Comparative phylogenetic analysis of the origin and frequency of epiphytism among three disparate plant families: Bromeliaceae, Gesneriaceae, and Orchidaceae.
Epiphytism has evolved numerous times across disparate plant lineages including mosses, ferns and seed plants. Although thousands of species exhibit epiphytism and many of these have a high tolerance for the often xeric environment of forest canopies, no single character is unique to epiphytic plants. Adaptations that counter aridity are numerous (e.g., CAM metabolism, drought-deciduousness, etc.) and are shared by epiphytes and terrestrials alike. However, by retracing and studying the evolutionary history of epiphytes, we may identify unique combinations of characters or heretofore unknown factors affecting the success of these plants. In this study, we utilize phylogenetic comparative methods to explore the independent origin and evolution of epiphytism among three disparate plant families, each containing a relatively large number of epiphytic genera: Bromeliaceae (Poales), Gesneriaceae (Lamiales), and Orchidaceae (Asparagales). By providing a phylogenetic framework to study epiphytism, we may better understand how these species are both similar and radically different from one another. Using extensive sampling across bromeliads, gesneriads, and orchids from Marie Selby Botanical Gardens living collection, and sequence data from GenBank, we analyze plastid and nuclear ribosomal genic regions using maximum likelihood and Bayesian phylogenetic methods to construct phylogenetic trees. Parsimony, likelihood and Bayesian methods are then used to reconstruct the origin and evolution of various structures and physiologies along these evolutionary topographies. We interpret the evolution of epiphytism in terms of shared, derived characters and the frequency and distribution of these characters among the three families. We also compare various methods for reconstructing life history traits and the relative strengths and weaknesses of these methods are explored.

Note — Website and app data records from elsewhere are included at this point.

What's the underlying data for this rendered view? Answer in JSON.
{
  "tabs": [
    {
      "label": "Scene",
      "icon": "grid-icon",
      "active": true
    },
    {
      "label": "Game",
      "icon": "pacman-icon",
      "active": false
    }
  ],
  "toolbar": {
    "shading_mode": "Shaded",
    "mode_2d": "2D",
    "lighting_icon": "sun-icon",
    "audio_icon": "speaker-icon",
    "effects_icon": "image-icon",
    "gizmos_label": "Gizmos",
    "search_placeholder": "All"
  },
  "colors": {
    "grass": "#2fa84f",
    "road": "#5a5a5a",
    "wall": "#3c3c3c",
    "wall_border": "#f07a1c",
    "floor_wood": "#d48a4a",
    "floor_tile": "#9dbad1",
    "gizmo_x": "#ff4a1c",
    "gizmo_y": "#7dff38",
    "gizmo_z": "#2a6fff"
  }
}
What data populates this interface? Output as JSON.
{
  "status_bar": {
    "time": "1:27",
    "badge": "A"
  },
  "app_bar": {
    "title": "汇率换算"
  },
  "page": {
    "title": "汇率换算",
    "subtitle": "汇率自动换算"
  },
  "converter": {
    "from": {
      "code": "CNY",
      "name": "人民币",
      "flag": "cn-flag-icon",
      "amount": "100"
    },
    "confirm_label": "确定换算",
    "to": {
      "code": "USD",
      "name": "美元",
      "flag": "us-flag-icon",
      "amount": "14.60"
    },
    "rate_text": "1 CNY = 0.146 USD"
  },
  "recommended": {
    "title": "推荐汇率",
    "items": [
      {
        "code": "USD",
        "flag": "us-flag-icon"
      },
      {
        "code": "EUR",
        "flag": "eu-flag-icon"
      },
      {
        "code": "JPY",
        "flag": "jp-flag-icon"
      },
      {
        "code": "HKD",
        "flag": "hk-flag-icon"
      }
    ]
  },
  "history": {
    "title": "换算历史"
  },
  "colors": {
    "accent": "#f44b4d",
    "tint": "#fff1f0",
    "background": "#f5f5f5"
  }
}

Log in to add this item to your schedule
1 - Marie Selby Botanical Gardens, Gesneriad Research Center, 811 S. Palm Ave., Sarasota, Florida, 34236, USA
2 - Marie Selby Botanical Gardens, 811 S. Palm Ave., Sarasota, Florida, 34236, USA
3 - Marie Selby Botanic Gardens, 811 South Palm Avenue, Sarasota, Florida, 34236-7726, USA
4 - University of Alabama, Department of Biological Sciences, Box 870345, Tuscaloosa, AL, 35487, USA
Presentation Type: Poster:Posters for Sections
Location: Hall A/Convention Center
Date: Monday, August 2nd, 2010
Time: 5:30 PM